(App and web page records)

■ ■ ■

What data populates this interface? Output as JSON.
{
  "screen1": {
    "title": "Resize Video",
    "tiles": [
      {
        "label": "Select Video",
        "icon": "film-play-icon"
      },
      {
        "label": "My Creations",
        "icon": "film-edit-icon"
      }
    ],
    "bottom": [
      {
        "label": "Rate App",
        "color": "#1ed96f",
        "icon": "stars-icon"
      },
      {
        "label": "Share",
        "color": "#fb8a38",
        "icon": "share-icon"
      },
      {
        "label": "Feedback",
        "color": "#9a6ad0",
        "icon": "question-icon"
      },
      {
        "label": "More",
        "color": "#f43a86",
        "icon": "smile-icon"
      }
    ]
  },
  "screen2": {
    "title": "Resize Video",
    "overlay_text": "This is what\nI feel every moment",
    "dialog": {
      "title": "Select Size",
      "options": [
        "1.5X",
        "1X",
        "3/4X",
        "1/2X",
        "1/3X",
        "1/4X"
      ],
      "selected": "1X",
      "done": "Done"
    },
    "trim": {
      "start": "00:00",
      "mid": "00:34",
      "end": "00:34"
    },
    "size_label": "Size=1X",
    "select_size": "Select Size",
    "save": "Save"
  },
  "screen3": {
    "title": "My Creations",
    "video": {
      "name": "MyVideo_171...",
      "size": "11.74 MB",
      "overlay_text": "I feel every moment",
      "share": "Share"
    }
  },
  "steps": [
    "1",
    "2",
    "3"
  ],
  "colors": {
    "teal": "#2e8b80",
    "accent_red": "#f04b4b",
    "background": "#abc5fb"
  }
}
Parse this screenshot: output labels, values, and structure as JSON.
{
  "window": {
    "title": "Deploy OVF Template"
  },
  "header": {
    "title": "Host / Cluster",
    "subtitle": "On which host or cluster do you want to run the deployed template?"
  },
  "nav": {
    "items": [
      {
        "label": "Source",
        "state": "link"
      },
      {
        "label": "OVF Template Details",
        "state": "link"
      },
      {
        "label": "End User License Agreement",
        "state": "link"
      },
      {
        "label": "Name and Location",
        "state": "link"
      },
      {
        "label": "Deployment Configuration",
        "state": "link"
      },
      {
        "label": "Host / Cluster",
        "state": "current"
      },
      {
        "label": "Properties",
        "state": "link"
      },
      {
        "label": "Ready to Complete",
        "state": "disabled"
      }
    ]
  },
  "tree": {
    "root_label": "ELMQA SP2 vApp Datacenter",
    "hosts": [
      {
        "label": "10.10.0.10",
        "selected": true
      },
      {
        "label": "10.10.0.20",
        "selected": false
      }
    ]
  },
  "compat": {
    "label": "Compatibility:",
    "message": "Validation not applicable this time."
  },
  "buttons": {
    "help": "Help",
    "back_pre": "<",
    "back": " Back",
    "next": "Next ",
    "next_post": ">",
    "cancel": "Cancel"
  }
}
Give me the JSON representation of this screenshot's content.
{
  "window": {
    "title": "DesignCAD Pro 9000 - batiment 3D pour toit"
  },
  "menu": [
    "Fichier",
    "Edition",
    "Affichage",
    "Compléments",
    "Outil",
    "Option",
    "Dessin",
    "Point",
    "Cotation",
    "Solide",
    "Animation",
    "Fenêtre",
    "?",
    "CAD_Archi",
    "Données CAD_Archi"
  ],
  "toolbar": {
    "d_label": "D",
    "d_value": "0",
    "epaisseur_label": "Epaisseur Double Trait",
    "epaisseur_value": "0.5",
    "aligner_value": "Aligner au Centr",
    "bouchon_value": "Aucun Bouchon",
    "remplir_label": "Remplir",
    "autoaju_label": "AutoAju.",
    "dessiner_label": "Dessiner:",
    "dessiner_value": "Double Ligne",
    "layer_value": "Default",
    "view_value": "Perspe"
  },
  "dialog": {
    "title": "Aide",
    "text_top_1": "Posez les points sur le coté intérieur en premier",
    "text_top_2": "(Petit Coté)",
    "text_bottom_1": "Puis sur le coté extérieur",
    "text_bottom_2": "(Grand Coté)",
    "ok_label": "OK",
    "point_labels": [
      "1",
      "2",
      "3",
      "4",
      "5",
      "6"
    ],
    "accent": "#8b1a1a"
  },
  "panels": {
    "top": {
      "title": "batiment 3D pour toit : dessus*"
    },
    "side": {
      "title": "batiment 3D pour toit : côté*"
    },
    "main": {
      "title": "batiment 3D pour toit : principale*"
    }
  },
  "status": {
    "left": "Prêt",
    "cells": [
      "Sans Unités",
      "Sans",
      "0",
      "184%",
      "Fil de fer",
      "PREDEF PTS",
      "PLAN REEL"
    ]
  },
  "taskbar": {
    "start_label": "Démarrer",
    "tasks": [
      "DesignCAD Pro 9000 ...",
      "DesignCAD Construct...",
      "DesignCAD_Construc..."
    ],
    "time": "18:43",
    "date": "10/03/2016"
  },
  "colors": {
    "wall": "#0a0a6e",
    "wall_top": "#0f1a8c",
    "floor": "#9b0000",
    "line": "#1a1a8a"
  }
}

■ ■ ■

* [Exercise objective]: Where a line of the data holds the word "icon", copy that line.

* [Task result]:
        "icon": "film-play-icon"
        "icon": "film-edit-icon"
        "icon": "stars-icon"
        "icon": "share-icon"
        "icon": "question-icon"
        "icon": "smile-icon"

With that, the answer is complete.